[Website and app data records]
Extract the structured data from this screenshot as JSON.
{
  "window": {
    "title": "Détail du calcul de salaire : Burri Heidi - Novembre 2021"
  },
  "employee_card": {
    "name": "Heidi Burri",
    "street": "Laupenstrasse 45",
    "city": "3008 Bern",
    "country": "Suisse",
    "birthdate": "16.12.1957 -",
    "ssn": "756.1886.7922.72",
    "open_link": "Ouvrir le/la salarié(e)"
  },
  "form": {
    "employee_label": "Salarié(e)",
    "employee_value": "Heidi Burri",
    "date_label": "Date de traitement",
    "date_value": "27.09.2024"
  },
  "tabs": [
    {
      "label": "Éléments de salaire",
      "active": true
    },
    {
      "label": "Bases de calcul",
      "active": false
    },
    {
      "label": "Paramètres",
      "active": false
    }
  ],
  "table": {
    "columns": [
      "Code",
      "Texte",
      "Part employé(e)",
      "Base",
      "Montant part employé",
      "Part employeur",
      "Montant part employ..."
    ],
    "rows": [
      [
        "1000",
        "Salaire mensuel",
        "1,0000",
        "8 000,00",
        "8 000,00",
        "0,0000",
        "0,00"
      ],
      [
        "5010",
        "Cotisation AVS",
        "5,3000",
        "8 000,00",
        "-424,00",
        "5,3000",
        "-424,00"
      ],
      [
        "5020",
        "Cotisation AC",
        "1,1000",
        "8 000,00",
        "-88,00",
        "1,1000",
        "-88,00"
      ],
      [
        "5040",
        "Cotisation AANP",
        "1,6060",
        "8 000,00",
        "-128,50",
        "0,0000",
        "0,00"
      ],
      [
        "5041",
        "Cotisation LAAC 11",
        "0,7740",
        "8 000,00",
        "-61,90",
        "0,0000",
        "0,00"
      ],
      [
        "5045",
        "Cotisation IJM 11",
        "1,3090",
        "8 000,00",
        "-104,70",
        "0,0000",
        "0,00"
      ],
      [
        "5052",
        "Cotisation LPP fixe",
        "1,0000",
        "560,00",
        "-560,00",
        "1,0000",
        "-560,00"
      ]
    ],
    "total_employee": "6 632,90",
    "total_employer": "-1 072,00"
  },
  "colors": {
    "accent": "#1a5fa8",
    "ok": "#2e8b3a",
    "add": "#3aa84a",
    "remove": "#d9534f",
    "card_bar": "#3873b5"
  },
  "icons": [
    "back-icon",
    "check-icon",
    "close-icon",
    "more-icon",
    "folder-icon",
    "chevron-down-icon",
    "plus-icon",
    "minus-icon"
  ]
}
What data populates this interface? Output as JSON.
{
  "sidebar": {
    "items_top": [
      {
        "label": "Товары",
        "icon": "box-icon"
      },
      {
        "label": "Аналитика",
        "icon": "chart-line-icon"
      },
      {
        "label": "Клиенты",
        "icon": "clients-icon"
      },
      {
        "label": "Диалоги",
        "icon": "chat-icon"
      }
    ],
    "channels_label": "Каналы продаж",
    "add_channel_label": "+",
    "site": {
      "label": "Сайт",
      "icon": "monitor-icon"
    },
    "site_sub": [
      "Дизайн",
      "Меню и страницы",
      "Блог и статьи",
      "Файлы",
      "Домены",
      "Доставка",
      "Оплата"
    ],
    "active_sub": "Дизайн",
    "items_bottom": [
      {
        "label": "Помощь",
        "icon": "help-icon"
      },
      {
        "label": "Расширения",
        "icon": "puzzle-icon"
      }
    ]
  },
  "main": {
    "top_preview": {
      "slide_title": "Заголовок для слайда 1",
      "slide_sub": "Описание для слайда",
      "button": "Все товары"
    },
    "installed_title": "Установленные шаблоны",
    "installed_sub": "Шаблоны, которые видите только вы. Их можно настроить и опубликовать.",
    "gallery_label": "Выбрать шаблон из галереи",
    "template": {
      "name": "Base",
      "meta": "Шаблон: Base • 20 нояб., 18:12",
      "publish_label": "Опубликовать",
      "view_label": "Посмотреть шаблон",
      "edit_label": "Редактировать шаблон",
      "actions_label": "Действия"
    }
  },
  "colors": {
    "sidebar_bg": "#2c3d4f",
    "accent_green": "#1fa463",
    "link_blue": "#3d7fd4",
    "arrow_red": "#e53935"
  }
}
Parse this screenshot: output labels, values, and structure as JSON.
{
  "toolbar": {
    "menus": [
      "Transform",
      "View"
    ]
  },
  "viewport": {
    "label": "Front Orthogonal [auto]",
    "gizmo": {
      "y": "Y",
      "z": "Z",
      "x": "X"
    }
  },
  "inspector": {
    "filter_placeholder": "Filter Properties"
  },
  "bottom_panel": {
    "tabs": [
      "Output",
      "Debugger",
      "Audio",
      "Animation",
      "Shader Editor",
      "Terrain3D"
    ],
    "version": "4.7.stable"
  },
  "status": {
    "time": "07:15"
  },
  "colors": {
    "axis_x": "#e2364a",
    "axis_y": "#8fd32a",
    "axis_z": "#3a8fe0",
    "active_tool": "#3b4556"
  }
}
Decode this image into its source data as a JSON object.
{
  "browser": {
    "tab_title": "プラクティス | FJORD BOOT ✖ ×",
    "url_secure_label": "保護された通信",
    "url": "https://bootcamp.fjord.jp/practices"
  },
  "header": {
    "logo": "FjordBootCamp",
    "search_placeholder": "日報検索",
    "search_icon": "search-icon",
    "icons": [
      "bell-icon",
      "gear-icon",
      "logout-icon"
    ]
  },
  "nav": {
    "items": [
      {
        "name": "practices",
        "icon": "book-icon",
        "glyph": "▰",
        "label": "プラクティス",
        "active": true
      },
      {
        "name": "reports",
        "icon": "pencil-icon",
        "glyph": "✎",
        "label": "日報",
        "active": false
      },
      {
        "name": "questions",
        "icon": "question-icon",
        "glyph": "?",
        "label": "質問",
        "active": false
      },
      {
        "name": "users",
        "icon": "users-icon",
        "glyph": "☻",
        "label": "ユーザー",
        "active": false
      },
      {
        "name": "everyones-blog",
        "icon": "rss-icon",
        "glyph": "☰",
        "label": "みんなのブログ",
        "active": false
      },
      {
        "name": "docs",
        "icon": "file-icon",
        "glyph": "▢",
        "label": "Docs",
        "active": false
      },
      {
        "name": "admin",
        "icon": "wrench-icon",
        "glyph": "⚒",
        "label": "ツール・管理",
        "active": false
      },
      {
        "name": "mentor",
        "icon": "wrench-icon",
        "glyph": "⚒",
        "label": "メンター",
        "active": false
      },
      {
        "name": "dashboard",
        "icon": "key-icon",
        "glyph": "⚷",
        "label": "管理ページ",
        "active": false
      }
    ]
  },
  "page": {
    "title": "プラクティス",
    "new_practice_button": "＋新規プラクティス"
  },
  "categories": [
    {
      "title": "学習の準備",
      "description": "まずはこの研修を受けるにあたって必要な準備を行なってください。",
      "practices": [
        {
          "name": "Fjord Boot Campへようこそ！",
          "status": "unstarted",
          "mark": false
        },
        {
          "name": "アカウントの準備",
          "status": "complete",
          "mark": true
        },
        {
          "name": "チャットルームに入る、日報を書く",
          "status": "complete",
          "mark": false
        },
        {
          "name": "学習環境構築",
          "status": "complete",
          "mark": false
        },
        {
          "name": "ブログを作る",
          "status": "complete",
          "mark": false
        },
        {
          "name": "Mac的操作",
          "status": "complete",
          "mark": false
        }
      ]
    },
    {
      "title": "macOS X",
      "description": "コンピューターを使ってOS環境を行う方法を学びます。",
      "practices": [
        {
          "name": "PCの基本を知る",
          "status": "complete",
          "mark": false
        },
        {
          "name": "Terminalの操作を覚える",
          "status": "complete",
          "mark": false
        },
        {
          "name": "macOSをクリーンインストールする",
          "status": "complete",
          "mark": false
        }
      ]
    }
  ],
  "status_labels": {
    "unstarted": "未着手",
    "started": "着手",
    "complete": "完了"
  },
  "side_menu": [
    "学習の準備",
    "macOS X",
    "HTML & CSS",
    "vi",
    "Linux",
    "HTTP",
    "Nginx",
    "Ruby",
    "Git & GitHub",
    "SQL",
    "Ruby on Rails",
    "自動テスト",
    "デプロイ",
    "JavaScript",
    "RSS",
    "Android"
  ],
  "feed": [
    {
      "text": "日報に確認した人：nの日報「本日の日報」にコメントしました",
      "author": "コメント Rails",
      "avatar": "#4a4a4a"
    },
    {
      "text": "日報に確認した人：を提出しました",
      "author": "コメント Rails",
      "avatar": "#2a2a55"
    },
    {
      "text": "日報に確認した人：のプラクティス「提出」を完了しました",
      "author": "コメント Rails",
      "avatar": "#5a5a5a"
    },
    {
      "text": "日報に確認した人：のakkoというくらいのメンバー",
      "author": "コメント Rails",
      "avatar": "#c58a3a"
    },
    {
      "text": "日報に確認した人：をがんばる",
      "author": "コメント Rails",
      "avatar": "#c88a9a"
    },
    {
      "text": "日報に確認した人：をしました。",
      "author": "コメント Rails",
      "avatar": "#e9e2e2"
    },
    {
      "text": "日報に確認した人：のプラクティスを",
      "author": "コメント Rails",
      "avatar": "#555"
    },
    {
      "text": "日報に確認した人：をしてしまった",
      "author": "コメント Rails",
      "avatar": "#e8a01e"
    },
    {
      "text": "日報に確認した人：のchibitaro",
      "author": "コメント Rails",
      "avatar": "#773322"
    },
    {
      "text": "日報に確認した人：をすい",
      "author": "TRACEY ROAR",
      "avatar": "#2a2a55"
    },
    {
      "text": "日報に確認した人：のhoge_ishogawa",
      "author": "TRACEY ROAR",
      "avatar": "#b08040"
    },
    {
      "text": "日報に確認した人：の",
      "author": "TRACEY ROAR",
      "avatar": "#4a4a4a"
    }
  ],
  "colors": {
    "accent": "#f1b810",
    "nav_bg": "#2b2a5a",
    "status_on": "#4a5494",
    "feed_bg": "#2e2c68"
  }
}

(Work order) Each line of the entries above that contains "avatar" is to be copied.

(Task answer)
      "avatar": "#4a4a4a"
      "avatar": "#2a2a55"
      "avatar": "#5a5a5a"
      "avatar": "#c58a3a"
      "avatar": "#c88a9a"
      "avatar": "#e9e2e2"
      "avatar": "#555"
      "avatar": "#e8a01e"
      "avatar": "#773322"
      "avatar": "#2a2a55"
      "avatar": "#b08040"
      "avatar": "#4a4a4a"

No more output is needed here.